**WORK TO COMPLETE**: Report each line of the data that includes the word "value".

**RECORDS SUPPLIED**:
■ ■ ■ ■ ■

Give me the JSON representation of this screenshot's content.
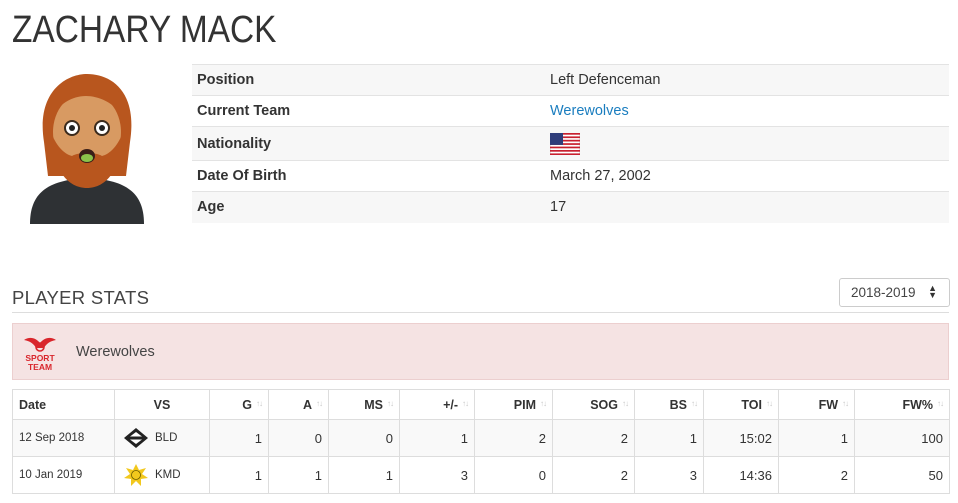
{
  "player": {
    "name": "ZACHARY MACK"
  },
  "info": {
    "rows": [
      {
        "label": "Position",
        "value": "Left Defenceman"
      },
      {
        "label": "Current Team",
        "value": "Werewolves"
      },
      {
        "label": "Nationality",
        "value": "",
        "icon": "us-flag-icon"
      },
      {
        "label": "Date Of Birth",
        "value": "March 27, 2002"
      },
      {
        "label": "Age",
        "value": "17"
      }
    ]
  },
  "stats": {
    "title": "PLAYER STATS",
    "season": "2018-2019",
    "team": {
      "name": "Werewolves",
      "logo_text": [
        "SPORT",
        "TEAM"
      ]
    },
    "columns": [
      "Date",
      "VS",
      "G",
      "A",
      "MS",
      "+/-",
      "PIM",
      "SOG",
      "BS",
      "TOI",
      "FW",
      "FW%"
    ],
    "rows": [
      {
        "date": "12 Sep 2018",
        "vs": "BLD",
        "g": "1",
        "a": "0",
        "ms": "0",
        "pm": "1",
        "pim": "2",
        "sog": "2",
        "bs": "1",
        "toi": "15:02",
        "fw": "1",
        "fwp": "100"
      },
      {
        "date": "10 Jan 2019",
        "vs": "KMD",
        "g": "1",
        "a": "1",
        "ms": "1",
        "pm": "3",
        "pim": "0",
        "sog": "2",
        "bs": "3",
        "toi": "14:36",
        "fw": "2",
        "fwp": "50"
      }
    ]
  },
  "colors": {
    "link": "#1a7dbf",
    "banner_bg": "#f5e3e3",
    "logo_red": "#d9262c"
  }
}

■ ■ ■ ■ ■

**RESPONSE BELOW**:
        "value": "Left Defenceman"
        "value": "Werewolves"
        "value": "",
        "value": "March 27, 2002"
        "value": "17"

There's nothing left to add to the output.